On the Road: Chapter 2
End of Yonkers Trolley line
At some point when we travel, we reach a point where when we look behind us, all is familiar, but in front of us is wilderness that is unknown and frightening. I am reminded of the scene in the movie The Lord of the Rings: The Fellowship of the Ring when Sam, following Frodo, stops in the middle of a cornfield. When Frodo turns and asks him what's the matter, Sam says (and I paraphrase) "If I take one step, I will have gone farther from home than I've ever been before." For me, that point came when I stepped onto a United flight to head to the Midwest after I graduated from college, and has been repeated in various ways since, especially when I've settled in one place only to move to another. I believe that Sal may have been at such a point as he stepped off the trolley, a tangible piece of his former life, and began to hitchhike into the unknown up the Hudson.
Of course, the Hudson is a river, and as Sal says, it too makes a long journey from the Adirondacks to the sea, passing by wonderful places. To me, it's the bodies of water that ground me to the places I've been. In Northern California, where I grew up, it was the Pacific Ocean that connected me to other places. In Milwaukee, Lake Michigan and the entire Great Lakes System draining through the Midwest and Northeast washed my feet as they washed countless of feet along their shores. In San Antonio, the San Antonio River washed into other watersheds that made their way one way or another to the Gulf of Mexico. In New Orleans, the Gulf of Mexico was ever present, and ready to assert its power as we all observed this past year. And now, in Albuquerque, I am connected through the Rio Grande not only to other Albuquerqueans but also to every village and settlement along its path through New Mexico and Texas. Hitching along the highway, Sal is like that rose he imagines, drifting along the highways of America, connected through those asphalt rivers to all the places he will journey by, as he will soon discover.

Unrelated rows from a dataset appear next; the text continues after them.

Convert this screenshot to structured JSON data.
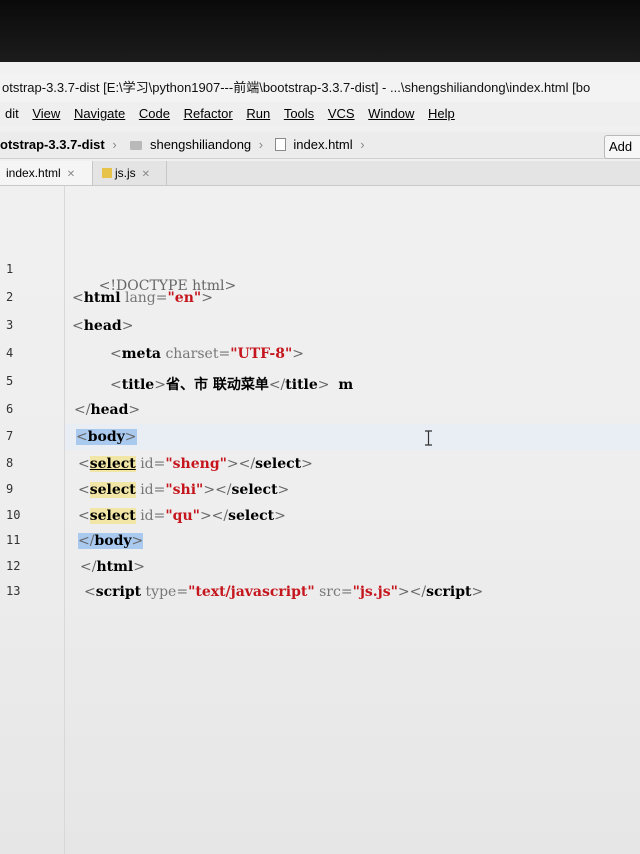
{
  "window": {
    "title": "otstrap-3.3.7-dist [E:\\学习\\python1907---前端\\bootstrap-3.3.7-dist] - ...\\shengshiliandong\\index.html [bo"
  },
  "menu": {
    "items": [
      "dit",
      "View",
      "Navigate",
      "Code",
      "Refactor",
      "Run",
      "Tools",
      "VCS",
      "Window",
      "Help"
    ]
  },
  "nav": {
    "project": "otstrap-3.3.7-dist",
    "folder": "shengshiliandong",
    "file": "index.html",
    "add_button": "Add"
  },
  "tabs": [
    {
      "label": "index.html"
    },
    {
      "label": "js.js"
    }
  ],
  "editor": {
    "line_numbers": [
      "1",
      "2",
      "3",
      "4",
      "5",
      "6",
      "7",
      "8",
      "9",
      "10",
      "11",
      "12",
      "13"
    ],
    "lines": {
      "l1": {
        "doctype": "<!DOCTYPE html>"
      },
      "l2": {
        "tag": "html",
        "attr": "lang=",
        "val": "\"en\""
      },
      "l3": {
        "tag": "head"
      },
      "l4": {
        "tag": "meta",
        "attr": "charset=",
        "val": "\"UTF-8\""
      },
      "l5": {
        "tag": "title",
        "text": "省、市 联动菜单",
        "close": "title",
        "tail": "m"
      },
      "l6": {
        "tag": "head"
      },
      "l7": {
        "tag": "body"
      },
      "l8": {
        "tag": "select",
        "attr": "id=",
        "val": "\"sheng\"",
        "close": "select"
      },
      "l9": {
        "tag": "select",
        "attr": "id=",
        "val": "\"shi\"",
        "close": "select"
      },
      "l10": {
        "tag": "select",
        "attr": "id=",
        "val": "\"qu\"",
        "close": "select"
      },
      "l11": {
        "tag": "body"
      },
      "l12": {
        "tag": "html"
      },
      "l13": {
        "tag": "script",
        "attr1": "type=",
        "val1": "\"text/javascript\"",
        "attr2": "src=",
        "val2": "\"js.js\"",
        "close": "script"
      }
    }
  }
}
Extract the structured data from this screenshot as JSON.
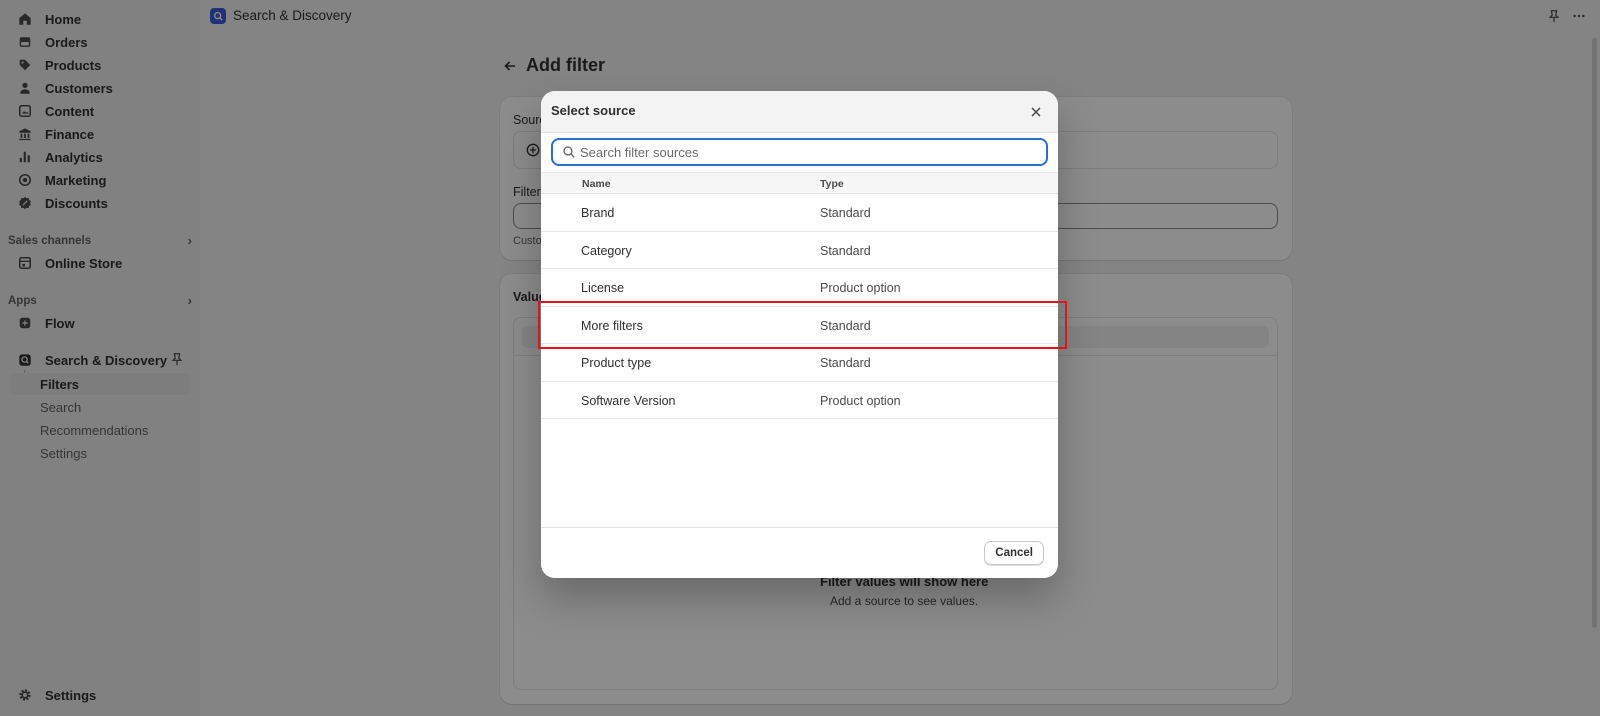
{
  "topbar": {
    "app_title": "Search & Discovery"
  },
  "sidebar": {
    "items": [
      {
        "label": "Home",
        "icon": "home-icon"
      },
      {
        "label": "Orders",
        "icon": "orders-icon"
      },
      {
        "label": "Products",
        "icon": "tag-icon"
      },
      {
        "label": "Customers",
        "icon": "person-icon"
      },
      {
        "label": "Content",
        "icon": "content-icon"
      },
      {
        "label": "Finance",
        "icon": "bank-icon"
      },
      {
        "label": "Analytics",
        "icon": "chart-icon"
      },
      {
        "label": "Marketing",
        "icon": "target-icon"
      },
      {
        "label": "Discounts",
        "icon": "discount-icon"
      }
    ],
    "sales_channels_title": "Sales channels",
    "online_store": "Online Store",
    "apps_title": "Apps",
    "flow": "Flow",
    "app_name": "Search & Discovery",
    "app_sub_items": [
      "Filters",
      "Search",
      "Recommendations",
      "Settings"
    ],
    "settings": "Settings"
  },
  "main": {
    "page_title": "Add filter",
    "source_label": "Sourc",
    "filter_label": "Filter",
    "custom_hint": "Custo",
    "values_label": "Value",
    "empty_title": "Filter values will show here",
    "empty_sub": "Add a source to see values."
  },
  "modal": {
    "title": "Select source",
    "search_placeholder": "Search filter sources",
    "col_name": "Name",
    "col_type": "Type",
    "rows": [
      {
        "name": "Brand",
        "type": "Standard"
      },
      {
        "name": "Category",
        "type": "Standard"
      },
      {
        "name": "License",
        "type": "Product option"
      },
      {
        "name": "More filters",
        "type": "Standard"
      },
      {
        "name": "Product type",
        "type": "Standard"
      },
      {
        "name": "Software Version",
        "type": "Product option"
      }
    ],
    "cancel_label": "Cancel"
  },
  "colors": {
    "highlight": "#e0141e",
    "focus_ring": "#2c6ecb"
  }
}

If you want to learn more about the Hudson River and the Hudson River Valley